• [Task goal] Every record must be copied exactly, from first line to last.

• [Entries supplied]

[Start of Attachment]

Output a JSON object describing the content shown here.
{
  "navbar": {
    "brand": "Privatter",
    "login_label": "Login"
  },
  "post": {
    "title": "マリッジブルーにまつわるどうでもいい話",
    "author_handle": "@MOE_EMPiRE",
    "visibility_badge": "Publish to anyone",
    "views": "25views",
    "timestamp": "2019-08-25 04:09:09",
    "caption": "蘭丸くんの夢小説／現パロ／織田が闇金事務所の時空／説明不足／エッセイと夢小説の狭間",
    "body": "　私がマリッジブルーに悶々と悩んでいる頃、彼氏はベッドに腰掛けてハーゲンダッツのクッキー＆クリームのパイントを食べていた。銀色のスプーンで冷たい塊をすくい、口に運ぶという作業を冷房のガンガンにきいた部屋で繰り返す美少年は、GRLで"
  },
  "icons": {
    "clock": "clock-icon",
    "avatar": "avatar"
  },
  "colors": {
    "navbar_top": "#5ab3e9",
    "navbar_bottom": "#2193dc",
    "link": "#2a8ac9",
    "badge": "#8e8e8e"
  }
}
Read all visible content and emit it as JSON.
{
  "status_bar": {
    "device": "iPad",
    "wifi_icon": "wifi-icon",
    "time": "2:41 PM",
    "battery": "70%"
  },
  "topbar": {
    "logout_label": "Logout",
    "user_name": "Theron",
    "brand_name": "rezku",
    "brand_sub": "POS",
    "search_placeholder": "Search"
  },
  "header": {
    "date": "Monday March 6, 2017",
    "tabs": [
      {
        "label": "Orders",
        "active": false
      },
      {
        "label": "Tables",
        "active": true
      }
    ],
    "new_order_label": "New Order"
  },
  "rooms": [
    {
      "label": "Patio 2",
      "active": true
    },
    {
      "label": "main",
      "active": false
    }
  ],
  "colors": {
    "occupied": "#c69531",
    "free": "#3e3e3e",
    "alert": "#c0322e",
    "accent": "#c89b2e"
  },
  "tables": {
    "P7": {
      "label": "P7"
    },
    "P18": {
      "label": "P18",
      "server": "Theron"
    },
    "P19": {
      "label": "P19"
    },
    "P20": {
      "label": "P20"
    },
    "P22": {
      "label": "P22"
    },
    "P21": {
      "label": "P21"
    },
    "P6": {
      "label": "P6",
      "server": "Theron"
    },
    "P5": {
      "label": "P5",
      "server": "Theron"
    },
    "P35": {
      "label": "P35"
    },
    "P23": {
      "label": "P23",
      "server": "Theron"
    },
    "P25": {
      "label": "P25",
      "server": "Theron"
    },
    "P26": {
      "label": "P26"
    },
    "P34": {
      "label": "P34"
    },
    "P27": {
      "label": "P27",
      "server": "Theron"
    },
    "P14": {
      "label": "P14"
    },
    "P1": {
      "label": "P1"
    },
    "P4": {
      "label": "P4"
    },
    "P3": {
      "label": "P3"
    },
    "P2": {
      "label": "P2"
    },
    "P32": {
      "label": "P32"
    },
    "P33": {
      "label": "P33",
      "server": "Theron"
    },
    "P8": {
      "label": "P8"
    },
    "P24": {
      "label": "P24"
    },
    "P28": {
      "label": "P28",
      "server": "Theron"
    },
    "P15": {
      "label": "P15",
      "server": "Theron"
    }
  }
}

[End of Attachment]

• [Result of the exercise]
Output a JSON object describing the content shown here.
{
  "navbar": {
    "brand": "Privatter",
    "login_label": "Login"
  },
  "post": {
    "title": "マリッジブルーにまつわるどうでもいい話",
    "author_handle": "@MOE_EMPiRE",
    "visibility_badge": "Publish to anyone",
    "views": "25views",
    "timestamp": "2019-08-25 04:09:09",
    "caption": "蘭丸くんの夢小説／現パロ／織田が闇金事務所の時空／説明不足／エッセイと夢小説の狭間",
    "body": "　私がマリッジブルーに悶々と悩んでいる頃、彼氏はベッドに腰掛けてハーゲンダッツのクッキー＆クリームのパイントを食べていた。銀色のスプーンで冷たい塊をすくい、口に運ぶという作業を冷房のガンガンにきいた部屋で繰り返す美少年は、GRLで"
  },
  "icons": {
    "clock": "clock-icon",
    "avatar": "avatar"
  },
  "colors": {
    "navbar_top": "#5ab3e9",
    "navbar_bottom": "#2193dc",
    "link": "#2a8ac9",
    "badge": "#8e8e8e"
  }
}
Read all visible content and emit it as JSON.
{
  "status_bar": {
    "device": "iPad",
    "wifi_icon": "wifi-icon",
    "time": "2:41 PM",
    "battery": "70%"
  },
  "topbar": {
    "logout_label": "Logout",
    "user_name": "Theron",
    "brand_name": "rezku",
    "brand_sub": "POS",
    "search_placeholder": "Search"
  },
  "header": {
    "date": "Monday March 6, 2017",
    "tabs": [
      {
        "label": "Orders",
        "active": false
      },
      {
        "label": "Tables",
        "active": true
      }
    ],
    "new_order_label": "New Order"
  },
  "rooms": [
    {
      "label": "Patio 2",
      "active": true
    },
    {
      "label": "main",
      "active": false
    }
  ],
  "colors": {
    "occupied": "#c69531",
    "free": "#3e3e3e",
    "alert": "#c0322e",
    "accent": "#c89b2e"
  },
  "tables": {
    "P7": {
      "label": "P7"
    },
    "P18": {
      "label": "P18",
      "server": "Theron"
    },
    "P19": {
      "label": "P19"
    },
    "P20": {
      "label": "P20"
    },
    "P22": {
      "label": "P22"
    },
    "P21": {
      "label": "P21"
    },
    "P6": {
      "label": "P6",
      "server": "Theron"
    },
    "P5": {
      "label": "P5",
      "server": "Theron"
    },
    "P35": {
      "label": "P35"
    },
    "P23": {
      "label": "P23",
      "server": "Theron"
    },
    "P25": {
      "label": "P25",
      "server": "Theron"
    },
    "P26": {
      "label": "P26"
    },
    "P34": {
      "label": "P34"
    },
    "P27": {
      "label": "P27",
      "server": "Theron"
    },
    "P14": {
      "label": "P14"
    },
    "P1": {
      "label": "P1"
    },
    "P4": {
      "label": "P4"
    },
    "P3": {
      "label": "P3"
    },
    "P2": {
      "label": "P2"
    },
    "P32": {
      "label": "P32"
    },
    "P33": {
      "label": "P33",
      "server": "Theron"
    },
    "P8": {
      "label": "P8"
    },
    "P24": {
      "label": "P24"
    },
    "P28": {
      "label": "P28",
      "server": "Theron"
    },
    "P15": {
      "label": "P15",
      "server": "Theron"
    }
  }
}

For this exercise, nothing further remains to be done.